Last week, as unemployment rates skyrocketed, the federal government passed a $2.2 trillion stimulus bill intended to give economic impact payments directly to American citizens during the COVID-19 pandemic.
The Treasury Department and the Internal Revenue Service (IRS) announced that the distribution of economic impact payments will begin in the next two weeks.
What is the economic impact payment and who is eligible?
Individuals whose adjusted gross income was less than $75,000 will receive $1,200.
Married couples filing jointly who make less than $150,000 will receive $2,400.
For people who make more, the payment amount is reduced by $5 for each $100 above the $75,000/$150,000.
Parents also receive an additional $500 for each qualifying child.
When will I get my money?
Treasury Sec. Steve Mnuchin said on April 2 that the first economic impact payments will be delivered via direct deposit within two weeks. Some people without direct deposit information may not get checks until mid-August or later, according to a memo obtained Thursday by The Associated Press.
Starting the week of May 4, the IRS will begin issuing paper checks to individuals, the memo says. The paper checks will be issued at a rate of about 5 million per week, which means it could take up to 20 weeks to get all the checks out. That timeline would delay some checks until the week of Aug. 17.
Who is not eligible to receive an economic impact payment?
Single filers whose income exceeds $99,000
Joint filers with no children whose income exceeds $198,000
Using the guidelines spelled out in the bill, we're providing a calculator to help you figure out the amount that you're likely to receive.
What do I need to do to receive my check?
According to the IRS, most people will not have to do anything to receive their check. However, some seniors and other people who do not typically file returns will need to submit a simple team return.
How will it work?
The economic impact payment will be deposited directly into the same banking account on the latest tax return filed.
If you have not filed your 2019 tax return, the IRS will use information from your 2018 tax filing to calculate payment.

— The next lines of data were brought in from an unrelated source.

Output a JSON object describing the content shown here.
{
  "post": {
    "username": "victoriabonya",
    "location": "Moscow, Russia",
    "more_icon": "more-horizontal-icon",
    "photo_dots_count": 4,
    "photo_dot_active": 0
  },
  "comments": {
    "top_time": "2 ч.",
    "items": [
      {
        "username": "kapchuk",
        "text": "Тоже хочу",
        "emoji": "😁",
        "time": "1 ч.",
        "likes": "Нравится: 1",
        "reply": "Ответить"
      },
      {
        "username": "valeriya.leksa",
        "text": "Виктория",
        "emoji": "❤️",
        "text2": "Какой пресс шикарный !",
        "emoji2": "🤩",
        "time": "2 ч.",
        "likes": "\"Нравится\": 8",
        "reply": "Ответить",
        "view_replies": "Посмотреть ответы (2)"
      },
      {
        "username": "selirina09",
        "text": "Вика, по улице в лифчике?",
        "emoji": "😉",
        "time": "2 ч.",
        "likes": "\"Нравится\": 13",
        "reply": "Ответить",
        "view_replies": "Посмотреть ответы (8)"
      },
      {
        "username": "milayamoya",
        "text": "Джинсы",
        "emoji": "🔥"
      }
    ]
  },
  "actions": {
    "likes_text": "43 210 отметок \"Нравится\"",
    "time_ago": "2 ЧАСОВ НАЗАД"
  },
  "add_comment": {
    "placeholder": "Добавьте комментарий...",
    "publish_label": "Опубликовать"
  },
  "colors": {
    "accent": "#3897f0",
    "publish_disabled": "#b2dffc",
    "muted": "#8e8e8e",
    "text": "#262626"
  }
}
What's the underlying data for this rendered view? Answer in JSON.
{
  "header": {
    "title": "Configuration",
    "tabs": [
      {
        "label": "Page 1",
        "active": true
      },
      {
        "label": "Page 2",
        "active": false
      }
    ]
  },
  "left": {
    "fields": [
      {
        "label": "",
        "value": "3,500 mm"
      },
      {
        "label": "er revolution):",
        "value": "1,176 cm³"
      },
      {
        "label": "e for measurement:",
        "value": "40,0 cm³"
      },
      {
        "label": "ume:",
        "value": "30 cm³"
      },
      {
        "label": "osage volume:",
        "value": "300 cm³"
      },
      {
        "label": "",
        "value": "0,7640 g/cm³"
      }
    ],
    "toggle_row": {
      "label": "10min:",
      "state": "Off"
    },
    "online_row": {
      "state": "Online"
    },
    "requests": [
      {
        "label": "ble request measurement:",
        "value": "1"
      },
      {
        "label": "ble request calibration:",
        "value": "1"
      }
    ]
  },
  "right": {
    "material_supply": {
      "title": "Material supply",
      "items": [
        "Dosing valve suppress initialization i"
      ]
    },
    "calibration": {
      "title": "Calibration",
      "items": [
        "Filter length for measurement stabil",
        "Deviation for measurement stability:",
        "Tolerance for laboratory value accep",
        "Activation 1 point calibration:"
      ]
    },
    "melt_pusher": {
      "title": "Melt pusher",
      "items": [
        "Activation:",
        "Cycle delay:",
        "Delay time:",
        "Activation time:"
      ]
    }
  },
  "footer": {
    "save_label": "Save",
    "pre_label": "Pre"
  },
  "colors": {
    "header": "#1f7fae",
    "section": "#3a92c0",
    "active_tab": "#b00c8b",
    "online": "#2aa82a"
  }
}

The Treasury is planning to develop a web-based portal for people to provide their banking information to the IRS online in an effort to get people payments immediately as opposed to waiting for a check by mail.
More information can be found on the IRS website.